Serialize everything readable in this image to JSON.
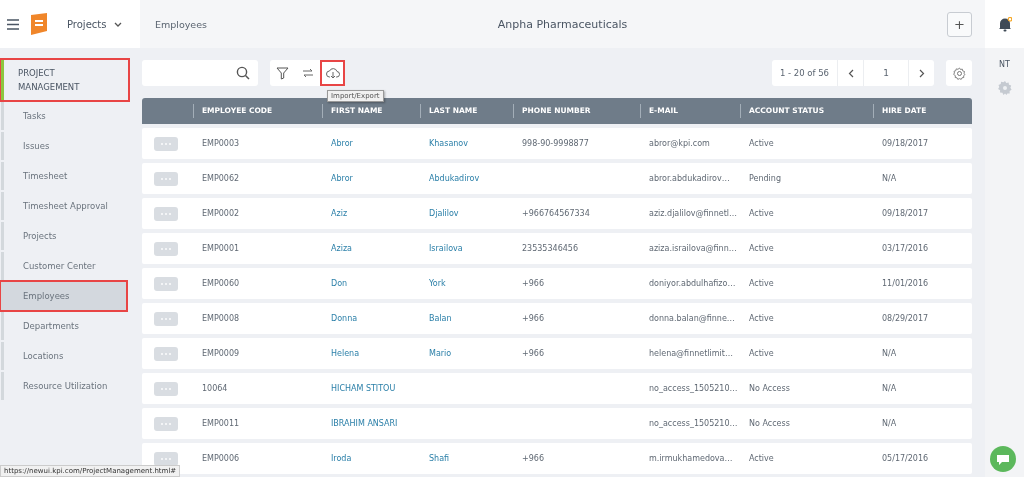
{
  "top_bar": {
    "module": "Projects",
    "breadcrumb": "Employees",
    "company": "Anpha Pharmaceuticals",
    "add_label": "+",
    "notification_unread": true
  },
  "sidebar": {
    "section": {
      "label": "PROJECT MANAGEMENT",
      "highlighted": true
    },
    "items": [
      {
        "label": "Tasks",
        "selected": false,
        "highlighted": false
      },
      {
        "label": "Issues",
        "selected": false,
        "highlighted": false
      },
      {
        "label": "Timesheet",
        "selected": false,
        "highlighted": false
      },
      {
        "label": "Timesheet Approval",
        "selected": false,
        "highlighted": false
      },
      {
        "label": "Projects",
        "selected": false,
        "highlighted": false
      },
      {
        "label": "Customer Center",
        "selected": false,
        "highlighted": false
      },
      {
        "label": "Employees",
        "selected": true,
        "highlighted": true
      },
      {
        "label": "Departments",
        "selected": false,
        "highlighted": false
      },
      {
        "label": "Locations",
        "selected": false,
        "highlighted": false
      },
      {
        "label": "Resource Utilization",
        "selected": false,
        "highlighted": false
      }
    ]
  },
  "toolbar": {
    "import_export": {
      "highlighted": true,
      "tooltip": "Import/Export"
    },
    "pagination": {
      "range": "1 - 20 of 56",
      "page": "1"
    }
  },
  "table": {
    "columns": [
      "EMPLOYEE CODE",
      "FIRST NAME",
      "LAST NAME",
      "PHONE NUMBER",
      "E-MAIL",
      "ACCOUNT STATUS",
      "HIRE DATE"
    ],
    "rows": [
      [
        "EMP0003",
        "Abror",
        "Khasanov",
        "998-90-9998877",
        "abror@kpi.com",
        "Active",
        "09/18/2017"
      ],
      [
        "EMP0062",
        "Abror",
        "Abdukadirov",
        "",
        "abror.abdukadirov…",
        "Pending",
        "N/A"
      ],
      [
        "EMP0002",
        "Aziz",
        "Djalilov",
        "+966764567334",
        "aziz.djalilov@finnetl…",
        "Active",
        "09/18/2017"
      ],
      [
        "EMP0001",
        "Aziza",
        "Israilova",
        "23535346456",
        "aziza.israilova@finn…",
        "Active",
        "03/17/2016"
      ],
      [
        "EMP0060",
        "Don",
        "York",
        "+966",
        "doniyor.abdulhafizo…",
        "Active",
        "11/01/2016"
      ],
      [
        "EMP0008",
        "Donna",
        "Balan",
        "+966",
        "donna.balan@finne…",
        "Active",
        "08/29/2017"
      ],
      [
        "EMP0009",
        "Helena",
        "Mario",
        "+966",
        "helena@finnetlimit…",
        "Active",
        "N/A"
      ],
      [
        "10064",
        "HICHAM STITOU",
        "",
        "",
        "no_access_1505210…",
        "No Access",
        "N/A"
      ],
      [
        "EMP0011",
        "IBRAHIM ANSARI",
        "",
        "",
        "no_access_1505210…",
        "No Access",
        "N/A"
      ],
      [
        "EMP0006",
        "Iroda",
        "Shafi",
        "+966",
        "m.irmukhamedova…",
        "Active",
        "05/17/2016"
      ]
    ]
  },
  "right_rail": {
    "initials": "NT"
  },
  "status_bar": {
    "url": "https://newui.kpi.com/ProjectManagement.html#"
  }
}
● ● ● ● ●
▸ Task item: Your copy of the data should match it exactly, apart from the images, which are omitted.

▸ Your solution:
Serialize everything readable in this image to JSON.
{
  "top_bar": {
    "module": "Projects",
    "breadcrumb": "Employees",
    "company": "Anpha Pharmaceuticals",
    "add_label": "+",
    "notification_unread": true
  },
  "sidebar": {
    "section": {
      "label": "PROJECT MANAGEMENT",
      "highlighted": true
    },
    "items": [
      {
        "label": "Tasks",
        "selected": false,
        "highlighted": false
      },
      {
        "label": "Issues",
        "selected": false,
        "highlighted": false
      },
      {
        "label": "Timesheet",
        "selected": false,
        "highlighted": false
      },
      {
        "label": "Timesheet Approval",
        "selected": false,
        "highlighted": false
      },
      {
        "label": "Projects",
        "selected": false,
        "highlighted": false
      },
      {
        "label": "Customer Center",
        "selected": false,
        "highlighted": false
      },
      {
        "label": "Employees",
        "selected": true,
        "highlighted": true
      },
      {
        "label": "Departments",
        "selected": false,
        "highlighted": false
      },
      {
        "label": "Locations",
        "selected": false,
        "highlighted": false
      },
      {
        "label": "Resource Utilization",
        "selected": false,
        "highlighted": false
      }
    ]
  },
  "toolbar": {
    "import_export": {
      "highlighted": true,
      "tooltip": "Import/Export"
    },
    "pagination": {
      "range": "1 - 20 of 56",
      "page": "1"
    }
  },
  "table": {
    "columns": [
      "EMPLOYEE CODE",
      "FIRST NAME",
      "LAST NAME",
      "PHONE NUMBER",
      "E-MAIL",
      "ACCOUNT STATUS",
      "HIRE DATE"
    ],
    "rows": [
      [
        "EMP0003",
        "Abror",
        "Khasanov",
        "998-90-9998877",
        "abror@kpi.com",
        "Active",
        "09/18/2017"
      ],
      [
        "EMP0062",
        "Abror",
        "Abdukadirov",
        "",
        "abror.abdukadirov…",
        "Pending",
        "N/A"
      ],
      [
        "EMP0002",
        "Aziz",
        "Djalilov",
        "+966764567334",
        "aziz.djalilov@finnetl…",
        "Active",
        "09/18/2017"
      ],
      [
        "EMP0001",
        "Aziza",
        "Israilova",
        "23535346456",
        "aziza.israilova@finn…",
        "Active",
        "03/17/2016"
      ],
      [
        "EMP0060",
        "Don",
        "York",
        "+966",
        "doniyor.abdulhafizo…",
        "Active",
        "11/01/2016"
      ],
      [
        "EMP0008",
        "Donna",
        "Balan",
        "+966",
        "donna.balan@finne…",
        "Active",
        "08/29/2017"
      ],
      [
        "EMP0009",
        "Helena",
        "Mario",
        "+966",
        "helena@finnetlimit…",
        "Active",
        "N/A"
      ],
      [
        "10064",
        "HICHAM STITOU",
        "",
        "",
        "no_access_1505210…",
        "No Access",
        "N/A"
      ],
      [
        "EMP0011",
        "IBRAHIM ANSARI",
        "",
        "",
        "no_access_1505210…",
        "No Access",
        "N/A"
      ],
      [
        "EMP0006",
        "Iroda",
        "Shafi",
        "+966",
        "m.irmukhamedova…",
        "Active",
        "05/17/2016"
      ]
    ]
  },
  "right_rail": {
    "initials": "NT"
  },
  "status_bar": {
    "url": "https://newui.kpi.com/ProjectManagement.html#"
  }
}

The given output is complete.